First, you must make sure that a lamp load (the fixture with light bulbs) is connected to the output side of the transformer. Connect the lamp load before turning on the power to the transformer. Some transformers will not produce any output voltage unless the lamp load is connected prior to applying power (switching on) to the transformer. It may also be the type of meter that you are using.
If I use one of your AC transformers how far can I put the transformer from the fixture or lamps that I want to power.
Electronic transformers with 12V AC output are used for shorter distance applications and there are some recommended distance guidelines. For transformers of 200-watts or less with a 12VAC output, you will want all lamps (light bulbs) to be within ten (10) feet of the transformer. For 300W transformers with 12VAC output this distance should be kept to five (5) feet. The distances include the total length of wire and/or fixture to the lamps you are powering. If you use a transformer with a 24V AC output you can multiply the distances by four. A 300W transformer with a 24V AC output can be used at twenty (20) feet and the 300W transformer with a 12V AC output can be used at five (5) feet. Do not use a transformer with a 24V output to power any 12V halogen or xenon lamps. Use 12 gauge (12 AWG) stranded copper wire to connect the output wires of the transformer to the fixture or to the lamps you are powering.

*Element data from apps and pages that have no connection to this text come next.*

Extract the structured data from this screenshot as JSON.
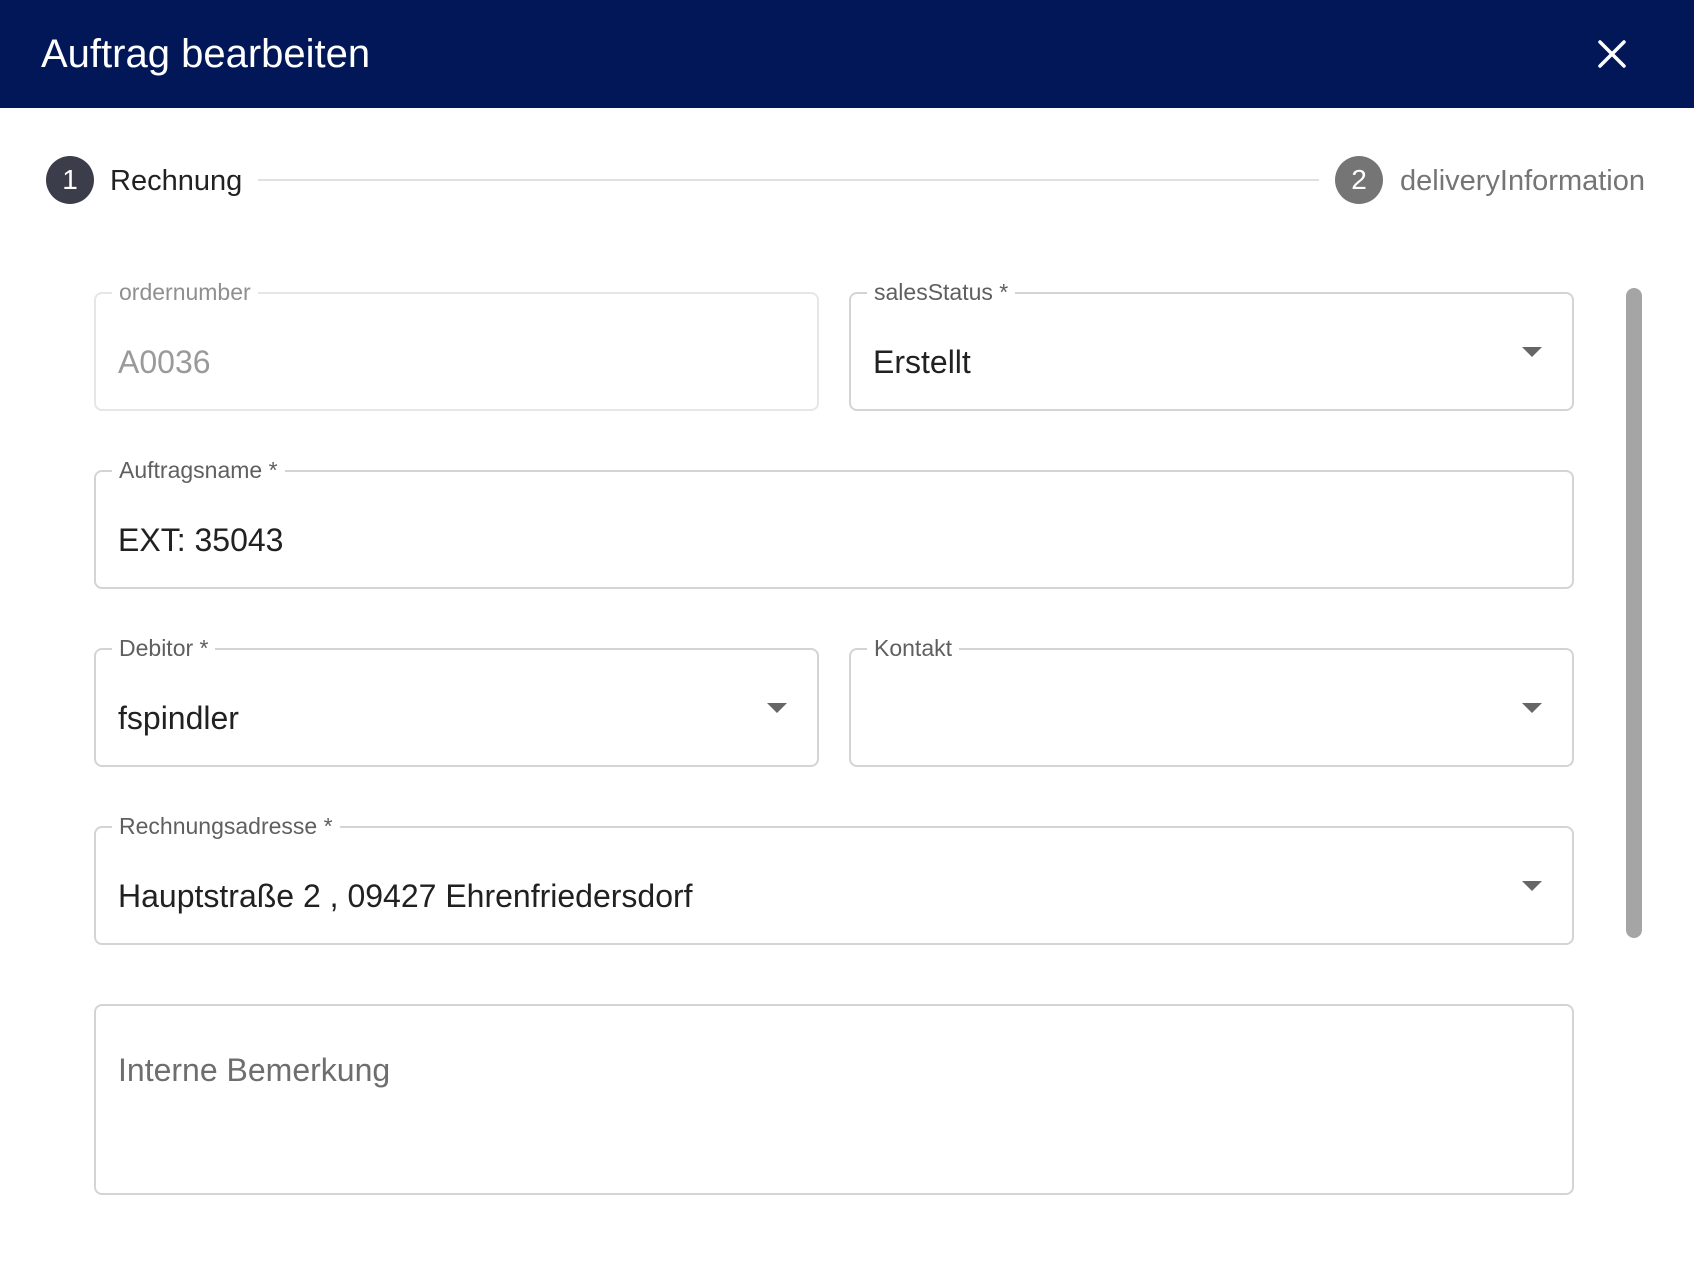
{
  "header": {
    "title": "Auftrag bearbeiten",
    "close_icon": "close-icon"
  },
  "stepper": {
    "steps": [
      {
        "number": "1",
        "label": "Rechnung",
        "active": true
      },
      {
        "number": "2",
        "label": "deliveryInformation",
        "active": false
      }
    ]
  },
  "form": {
    "ordernumber": {
      "label": "ordernumber",
      "value": "A0036",
      "disabled": true
    },
    "salesStatus": {
      "label": "salesStatus *",
      "value": "Erstellt"
    },
    "auftragsname": {
      "label": "Auftragsname *",
      "value": "EXT: 35043"
    },
    "debitor": {
      "label": "Debitor *",
      "value": "fspindler"
    },
    "kontakt": {
      "label": "Kontakt",
      "value": ""
    },
    "rechnungsadresse": {
      "label": "Rechnungsadresse *",
      "value": "Hauptstraße 2 , 09427 Ehrenfriedersdorf"
    },
    "bemerkung": {
      "placeholder": "Interne Bemerkung"
    }
  },
  "colors": {
    "header_bg": "#011757",
    "step_active": "#3b3e4a",
    "step_inactive": "#757575"
  }
}
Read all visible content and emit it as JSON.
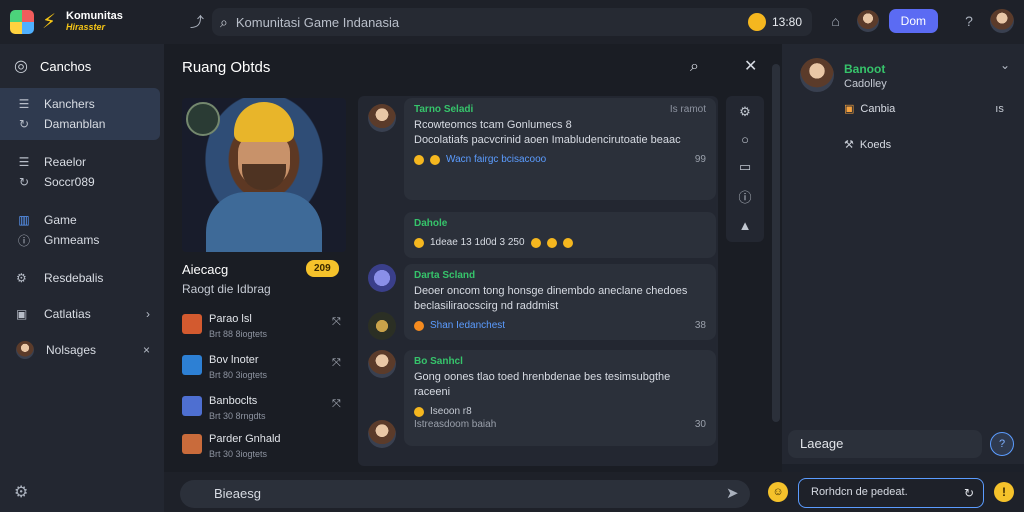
{
  "app": {
    "brand_line1": "Komunitas",
    "brand_line2": "Hirasster"
  },
  "topbar": {
    "search_placeholder": "Komunitasi Game Indanasia",
    "coins": "13:80",
    "primary_button": "Dom"
  },
  "sidebar": {
    "header": "Canchos",
    "items": [
      {
        "line1": "Kanchers",
        "line2": "Damanblan"
      },
      {
        "line1": "Reaelor",
        "line2": "Soccr089"
      },
      {
        "line1": "Game",
        "line2": "Gnmeams"
      }
    ],
    "singles": [
      {
        "label": "Resdebalis",
        "trail": ""
      },
      {
        "label": "Catlatias",
        "trail": "›"
      },
      {
        "label": "Nolsages",
        "trail": "×"
      }
    ]
  },
  "main": {
    "title": "Ruang Obtds",
    "info_title": "Aiecacg",
    "info_badge": "209",
    "info_sub": "Raogt die Idbrag",
    "list": [
      {
        "title": "Parao lsl",
        "sub": "Brt 88 8iogtets",
        "action": "⤧",
        "color": "#d35a2f"
      },
      {
        "title": "Bov lnoter",
        "sub": "Brt 80 3iogtets",
        "action": "⤧",
        "color": "#2d80d4"
      },
      {
        "title": "Banboclts",
        "sub": "Brt 30 8rngdts",
        "action": "⤧",
        "color": "#4e6fd1"
      },
      {
        "title": "Parder Gnhald",
        "sub": "Brt 30 3iogtets",
        "action": "",
        "color": "#c96b3b"
      }
    ]
  },
  "messages": [
    {
      "name": "Tarno Seladi",
      "meta": "Is ramot",
      "body": "Rcowteomcs tcam Gonlumecs  8\nDocolatiafs pacvcrinid aoen Imabludencirutoatie beaac",
      "foot_link": "Wacn fairgc bcisacooo",
      "foot_num": "99"
    },
    {
      "name": "Dahole",
      "reactions": "1deae  13  1d0d 3  250"
    },
    {
      "name": "Darta Scland",
      "body": "Deoer oncom tong honsge dinembdo aneclane chedoes\nbeclasiliraocscirg  nd raddmist",
      "foot_link": "Shan Iedanchest",
      "foot_num": "38"
    },
    {
      "name": "Bo Sanhcl",
      "body": "Gong oones tlao toed hrenbdenae bes tesimsubgthe\nraceeni",
      "foot_text": "Iseoon  r8",
      "foot_sub": "Istreasdoom baiah",
      "foot_num": "30"
    }
  ],
  "rightpanel": {
    "name": "Banoot",
    "sub": "Cadolley",
    "rows": [
      {
        "label": "Canbia",
        "trail": "ıs"
      },
      {
        "label": "Koeds",
        "trail": ""
      }
    ],
    "lang": "Laeage"
  },
  "bottombar": {
    "composer": "Bieaesg",
    "reply": "Rorhdcn de pedeat."
  }
}
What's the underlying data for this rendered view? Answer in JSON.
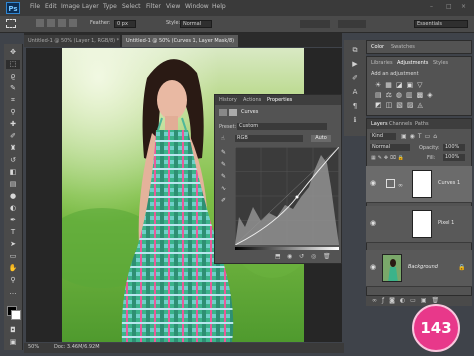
{
  "app": {
    "logo": "Ps"
  },
  "menu": [
    "File",
    "Edit",
    "Image",
    "Layer",
    "Type",
    "Select",
    "Filter",
    "View",
    "Window",
    "Help"
  ],
  "options_bar": {
    "feather_label": "Feather:",
    "feather_value": "0 px",
    "style_label": "Style:",
    "style_value": "Normal",
    "workspace": "Essentials"
  },
  "tabs": [
    {
      "label": "Untitled-1 @ 50% (Layer 1, RGB/8) *"
    },
    {
      "label": "Untitled-1 @ 50% (Curves 1, Layer Mask/8) *"
    }
  ],
  "properties": {
    "tabs": [
      "History",
      "Actions",
      "Properties"
    ],
    "title": "Curves",
    "preset_label": "Preset:",
    "preset_value": "Custom",
    "channel_value": "RGB",
    "auto_label": "Auto"
  },
  "color_panel": {
    "tabs": [
      "Color",
      "Swatches"
    ]
  },
  "adjustments": {
    "tabs": [
      "Libraries",
      "Adjustments",
      "Styles"
    ],
    "subtitle": "Add an adjustment"
  },
  "layers_panel": {
    "tabs": [
      "Layers",
      "Channels",
      "Paths"
    ],
    "kind": "Kind",
    "blend_mode": "Normal",
    "opacity_label": "Opacity:",
    "opacity_value": "100%",
    "fill_label": "Fill:",
    "fill_value": "100%",
    "layers": [
      {
        "name": "Curves 1",
        "thumb_color": "#ffffff"
      },
      {
        "name": "Pixel 1",
        "thumb_color": "#ffffff"
      },
      {
        "name": "Background",
        "thumb_color": "#7aa86a"
      }
    ]
  },
  "status": {
    "zoom": "50%",
    "doc": "Doc: 3.46M/6.92M"
  },
  "page_number": "143",
  "colors": {
    "badge": "#e8388a",
    "panel_bg": "#535353",
    "ui_dark": "#2b2b2b"
  }
}
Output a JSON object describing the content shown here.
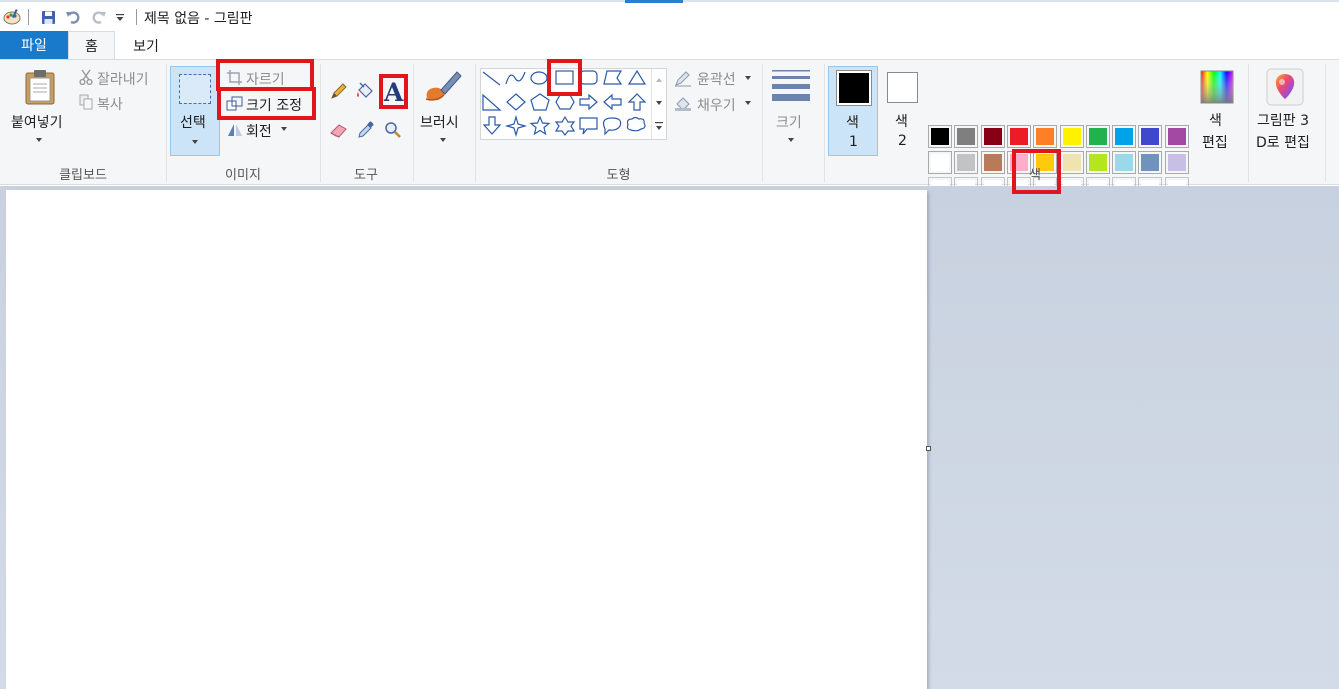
{
  "window": {
    "title": "제목 없음 - 그림판"
  },
  "tabs": {
    "file": "파일",
    "home": "홈",
    "view": "보기"
  },
  "clipboard": {
    "paste": "붙여넣기",
    "cut": "잘라내기",
    "copy": "복사",
    "label": "클립보드"
  },
  "image": {
    "select": "선택",
    "crop": "자르기",
    "resize": "크기 조정",
    "rotate": "회전",
    "label": "이미지"
  },
  "tools": {
    "label": "도구"
  },
  "brushes": {
    "label": "브러시"
  },
  "shapes": {
    "outline": "윤곽선",
    "fill": "채우기",
    "label": "도형"
  },
  "size": {
    "label": "크기"
  },
  "colors": {
    "color1_label": "색",
    "color1_num": "1",
    "color2_label": "색",
    "color2_num": "2",
    "edit_line1": "색",
    "edit_line2": "편집",
    "label": "색",
    "color1_value": "#000000",
    "color2_value": "#ffffff",
    "palette_row1": [
      "#000000",
      "#7f7f7f",
      "#880015",
      "#ed1c24",
      "#ff7f27",
      "#fff200",
      "#22b14c",
      "#00a2e8",
      "#3f48cc",
      "#a349a4"
    ],
    "palette_row2": [
      "#ffffff",
      "#c3c3c3",
      "#b97a57",
      "#ffaec9",
      "#ffc90e",
      "#efe4b0",
      "#b5e61d",
      "#99d9ea",
      "#7092be",
      "#c8bfe7"
    ],
    "palette_row3": [
      "#ffffff",
      "#ffffff",
      "#ffffff",
      "#ffffff",
      "#ffffff",
      "#ffffff",
      "#ffffff",
      "#ffffff",
      "#ffffff",
      "#ffffff"
    ]
  },
  "paint3d": {
    "line1": "그림판 3",
    "line2": "D로 편집"
  },
  "theme": {
    "accent": "#1979ca",
    "highlight": "#e0161c"
  }
}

I see that you have a separate category for Class 2 transformers for 120V power. What is a Class 2 transformer?
Class 2 transformers are limited to 5A (amps) of current on the low voltage side of the transformer and this is considered inherently safe. You may not be required to encase or install the low voltage wiring in conduit by many local building inspectors but each local authority can be different